by Ernesto G. Laura - Compiled by A.N.I.C.A. (National Association of Motion Pictures and Affiliated Industries) Rome, Italy - Edited by CIES Soc. Coop. r.1 (Institute for the Promotion of Italian Motion Pictures Abroad) Rome, Italy under the auspices of the Ministry of Tourism and Entertainment
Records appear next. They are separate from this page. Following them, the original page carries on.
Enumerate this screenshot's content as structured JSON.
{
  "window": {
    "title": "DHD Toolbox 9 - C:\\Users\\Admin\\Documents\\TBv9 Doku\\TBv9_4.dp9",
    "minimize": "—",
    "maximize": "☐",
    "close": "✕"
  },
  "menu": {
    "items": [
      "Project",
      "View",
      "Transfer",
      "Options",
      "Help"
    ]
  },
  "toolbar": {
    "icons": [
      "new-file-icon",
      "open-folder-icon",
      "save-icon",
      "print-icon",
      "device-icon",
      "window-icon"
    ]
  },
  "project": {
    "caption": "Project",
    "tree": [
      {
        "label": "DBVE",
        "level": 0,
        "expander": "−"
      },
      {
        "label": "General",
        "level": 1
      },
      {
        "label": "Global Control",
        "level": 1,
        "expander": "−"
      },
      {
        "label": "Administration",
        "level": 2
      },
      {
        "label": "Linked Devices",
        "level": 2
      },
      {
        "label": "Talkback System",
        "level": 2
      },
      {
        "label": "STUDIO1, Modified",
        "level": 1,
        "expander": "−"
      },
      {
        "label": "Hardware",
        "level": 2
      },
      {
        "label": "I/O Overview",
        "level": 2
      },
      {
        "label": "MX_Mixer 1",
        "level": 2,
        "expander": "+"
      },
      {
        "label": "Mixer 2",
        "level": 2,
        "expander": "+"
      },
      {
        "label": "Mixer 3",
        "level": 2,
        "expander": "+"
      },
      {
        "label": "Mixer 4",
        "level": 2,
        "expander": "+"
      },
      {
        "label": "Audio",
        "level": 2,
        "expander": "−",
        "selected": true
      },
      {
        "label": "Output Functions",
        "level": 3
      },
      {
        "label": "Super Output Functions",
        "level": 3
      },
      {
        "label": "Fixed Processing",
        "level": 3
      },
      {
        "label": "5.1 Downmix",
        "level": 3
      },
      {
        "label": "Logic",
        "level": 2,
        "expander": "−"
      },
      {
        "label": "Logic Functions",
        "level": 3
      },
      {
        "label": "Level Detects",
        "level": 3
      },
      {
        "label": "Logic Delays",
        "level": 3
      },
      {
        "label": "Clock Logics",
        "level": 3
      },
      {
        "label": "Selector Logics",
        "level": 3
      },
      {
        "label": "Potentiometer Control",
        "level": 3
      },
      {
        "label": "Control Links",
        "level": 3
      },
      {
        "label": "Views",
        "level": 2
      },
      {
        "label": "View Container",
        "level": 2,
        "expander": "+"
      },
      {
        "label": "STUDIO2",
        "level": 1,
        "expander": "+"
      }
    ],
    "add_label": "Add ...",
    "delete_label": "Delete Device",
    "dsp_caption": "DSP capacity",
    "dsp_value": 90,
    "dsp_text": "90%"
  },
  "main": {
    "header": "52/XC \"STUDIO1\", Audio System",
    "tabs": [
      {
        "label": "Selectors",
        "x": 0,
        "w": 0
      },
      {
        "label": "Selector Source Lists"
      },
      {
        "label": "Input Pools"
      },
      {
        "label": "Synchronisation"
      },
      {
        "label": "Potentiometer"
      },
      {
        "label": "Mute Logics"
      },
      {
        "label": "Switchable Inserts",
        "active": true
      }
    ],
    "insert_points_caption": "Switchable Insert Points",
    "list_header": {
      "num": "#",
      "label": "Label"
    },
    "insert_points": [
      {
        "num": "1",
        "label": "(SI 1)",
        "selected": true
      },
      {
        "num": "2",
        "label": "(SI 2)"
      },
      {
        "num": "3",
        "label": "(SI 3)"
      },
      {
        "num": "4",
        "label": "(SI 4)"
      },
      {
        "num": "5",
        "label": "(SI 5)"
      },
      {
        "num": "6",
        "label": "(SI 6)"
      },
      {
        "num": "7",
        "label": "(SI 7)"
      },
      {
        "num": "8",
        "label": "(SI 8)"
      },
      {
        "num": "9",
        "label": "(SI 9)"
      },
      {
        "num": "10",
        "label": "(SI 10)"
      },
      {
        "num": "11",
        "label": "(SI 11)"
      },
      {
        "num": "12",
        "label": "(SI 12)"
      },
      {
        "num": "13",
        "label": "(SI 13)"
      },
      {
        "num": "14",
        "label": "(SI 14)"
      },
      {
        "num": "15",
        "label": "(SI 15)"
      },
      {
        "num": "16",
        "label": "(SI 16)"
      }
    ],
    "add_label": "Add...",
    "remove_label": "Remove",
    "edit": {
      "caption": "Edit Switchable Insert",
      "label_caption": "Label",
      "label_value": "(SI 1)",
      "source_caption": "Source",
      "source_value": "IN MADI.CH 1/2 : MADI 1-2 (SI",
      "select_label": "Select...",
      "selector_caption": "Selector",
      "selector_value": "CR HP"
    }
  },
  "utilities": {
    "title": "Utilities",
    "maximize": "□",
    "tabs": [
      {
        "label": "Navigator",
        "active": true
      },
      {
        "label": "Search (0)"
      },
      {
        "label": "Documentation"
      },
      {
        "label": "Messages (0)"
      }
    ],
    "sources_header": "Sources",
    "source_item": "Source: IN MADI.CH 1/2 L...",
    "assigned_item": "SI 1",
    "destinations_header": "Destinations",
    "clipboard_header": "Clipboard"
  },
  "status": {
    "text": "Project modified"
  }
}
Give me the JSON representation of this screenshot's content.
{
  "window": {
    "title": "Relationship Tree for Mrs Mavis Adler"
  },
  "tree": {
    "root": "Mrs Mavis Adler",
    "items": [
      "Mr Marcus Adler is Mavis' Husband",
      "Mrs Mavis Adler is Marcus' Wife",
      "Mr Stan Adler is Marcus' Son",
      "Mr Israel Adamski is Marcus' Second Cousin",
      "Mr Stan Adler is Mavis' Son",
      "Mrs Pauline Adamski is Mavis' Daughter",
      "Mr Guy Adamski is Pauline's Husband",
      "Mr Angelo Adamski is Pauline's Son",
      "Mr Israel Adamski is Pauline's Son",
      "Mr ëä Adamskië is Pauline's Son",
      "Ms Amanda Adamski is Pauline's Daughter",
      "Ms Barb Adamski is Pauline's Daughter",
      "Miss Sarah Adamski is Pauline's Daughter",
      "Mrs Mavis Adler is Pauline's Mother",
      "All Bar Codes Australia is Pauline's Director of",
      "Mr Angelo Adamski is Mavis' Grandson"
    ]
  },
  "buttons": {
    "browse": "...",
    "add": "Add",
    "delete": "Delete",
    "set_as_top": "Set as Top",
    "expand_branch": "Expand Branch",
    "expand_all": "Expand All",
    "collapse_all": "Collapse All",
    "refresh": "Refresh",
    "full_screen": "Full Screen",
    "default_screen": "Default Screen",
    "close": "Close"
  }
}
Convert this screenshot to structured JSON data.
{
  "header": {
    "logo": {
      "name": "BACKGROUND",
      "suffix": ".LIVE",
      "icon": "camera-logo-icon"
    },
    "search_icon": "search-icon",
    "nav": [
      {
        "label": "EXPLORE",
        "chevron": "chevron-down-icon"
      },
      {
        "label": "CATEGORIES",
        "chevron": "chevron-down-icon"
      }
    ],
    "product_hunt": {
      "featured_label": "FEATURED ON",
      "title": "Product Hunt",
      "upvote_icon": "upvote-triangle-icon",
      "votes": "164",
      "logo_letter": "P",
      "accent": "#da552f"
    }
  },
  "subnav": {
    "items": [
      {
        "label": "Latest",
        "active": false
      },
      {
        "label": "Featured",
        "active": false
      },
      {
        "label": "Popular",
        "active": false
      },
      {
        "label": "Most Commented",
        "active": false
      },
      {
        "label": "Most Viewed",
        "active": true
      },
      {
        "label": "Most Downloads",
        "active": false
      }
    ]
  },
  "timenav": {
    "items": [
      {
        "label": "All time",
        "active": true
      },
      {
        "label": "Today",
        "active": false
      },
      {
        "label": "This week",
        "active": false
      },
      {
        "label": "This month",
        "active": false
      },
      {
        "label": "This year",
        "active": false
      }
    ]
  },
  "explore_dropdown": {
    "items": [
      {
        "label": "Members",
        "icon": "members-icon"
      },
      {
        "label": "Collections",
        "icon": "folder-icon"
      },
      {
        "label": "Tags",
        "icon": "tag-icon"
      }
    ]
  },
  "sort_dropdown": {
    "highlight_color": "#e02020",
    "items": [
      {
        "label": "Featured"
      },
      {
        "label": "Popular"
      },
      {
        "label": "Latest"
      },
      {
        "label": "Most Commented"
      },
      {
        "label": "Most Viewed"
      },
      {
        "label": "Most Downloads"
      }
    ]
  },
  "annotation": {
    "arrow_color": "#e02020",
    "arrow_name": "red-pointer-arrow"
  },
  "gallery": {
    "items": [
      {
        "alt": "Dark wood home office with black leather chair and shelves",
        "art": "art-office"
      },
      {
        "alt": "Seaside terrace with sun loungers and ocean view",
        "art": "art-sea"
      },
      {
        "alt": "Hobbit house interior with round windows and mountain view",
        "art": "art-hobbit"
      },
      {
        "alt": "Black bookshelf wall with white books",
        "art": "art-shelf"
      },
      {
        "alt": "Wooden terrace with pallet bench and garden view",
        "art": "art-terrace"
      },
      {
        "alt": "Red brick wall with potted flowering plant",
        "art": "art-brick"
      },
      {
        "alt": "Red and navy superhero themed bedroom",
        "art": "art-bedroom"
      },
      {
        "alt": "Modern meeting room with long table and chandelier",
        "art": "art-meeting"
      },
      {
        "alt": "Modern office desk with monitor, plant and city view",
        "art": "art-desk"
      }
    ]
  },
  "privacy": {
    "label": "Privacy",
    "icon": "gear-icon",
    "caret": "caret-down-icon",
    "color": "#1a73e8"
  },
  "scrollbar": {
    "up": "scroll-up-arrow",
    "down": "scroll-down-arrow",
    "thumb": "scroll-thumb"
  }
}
Among the various regional and dialectal theatrical traditions, little space was occupied by the Roman dialect theater, despite the presence of an extraordinary actor like Ettore Petrolini. Roman dialect flourished, not so much in the "respectable" theaters, as on the shoddy stages of secondrate vaudeville houses, which were mostly located in the poorer parts of town with a decidedly working-class audience. One of the lesser celebrities of those theaters was Aldo Fabrizi (born in 1906), comedian, poet, entertainer of enormous appeal with his round face, his plump body and a deliberately unconventional way of speaking, that is with the words almost "eaten" to give the impression of words being made up on the spot rather than memorized beforehand. A former silent movie star who had taken up directing with some success, Mario Bonnard (1889-1965) put Fabrizi, then unknown in movies, into the leading role of AVANTI C'E POSTO... [COME ON, THERE'S ROME...: 1942]. On stage, the actor had created, with a fine sense of parody, a number of typical Roman characters, including a streetcar conductor. It was this figure which was placed at the center of a story that recaptures the humorous, sentimental flavor of Camerini's comedies in telling of the bashful courtship a middle-aged streetcar conductor pays to a pretty young house maid who is out of a job, until he realizes that the girl is in love with a young colleague of his. The story, written by Zavattini, Fabrizi and Piero Tellini, is weak, but it is the way it is told that matters. Between romantic scenes and scintillating gags, a quite accurate picture of wartime Rome emerges and the film ends sadly with the young husband-to-be leaving for the front of an already lost war. Federico Fellini also lent a hand to the script and certain gags are typically his. Immediately after, Mario Bonnard, director; Fellini, Fabrizi, Tellini, scriptwriters; Marino Girolami, scenarist, came up with CAMPO DE' FIORI (1943), where Aldo Fabrizi plays the part of a fishmonger who has a stormy love affair with a woman who sells fruit and vegetables in the popular open-air market of Campo de' Fiori, one of the most picturesque squares in Rome. The woman was Anna Magnani, till then known as a variety show star with Toto and in films in the type-cast role of a coarse woman of dubious reputation. CAMPO DE' FIORI completely overhauled the image of Anna Magnani, turning her into a positive figure: a simple woman of the people, all heart and instinct, brusque and aggressive in manner. A love affair between two actors no longer very young (Fabrizi was thirty-seven, Magnani thirty-five) in lower-class roles was something new and the film took great delight in the lively imagery of the true-to-life streets and squares of Rome. The third and last film of the series was, again in 1943, L'ULTIMA CARROZZELLA [THE LAST CARRIAGE], directed by Mario Mattoli and written by Fabrizi and Fellini, the story of a Roman carriage driver, galled by the competition of taxis, who forbids his daughter to marry a taxi driver. This then completes the triptych which brought to the screen a bittersweet image of "popular" Rome, of simple people who live modestly off their earnings in a city caught in the transition between an old world that would be swept away by the war, and a new world that could yet barely be glimpsed. Meanwhile, as the historic tragedy of Italy ran its course, comedy pointed in the direction of human solidarity and understanding with a certain hope for the future.

No comments:

Post a Comment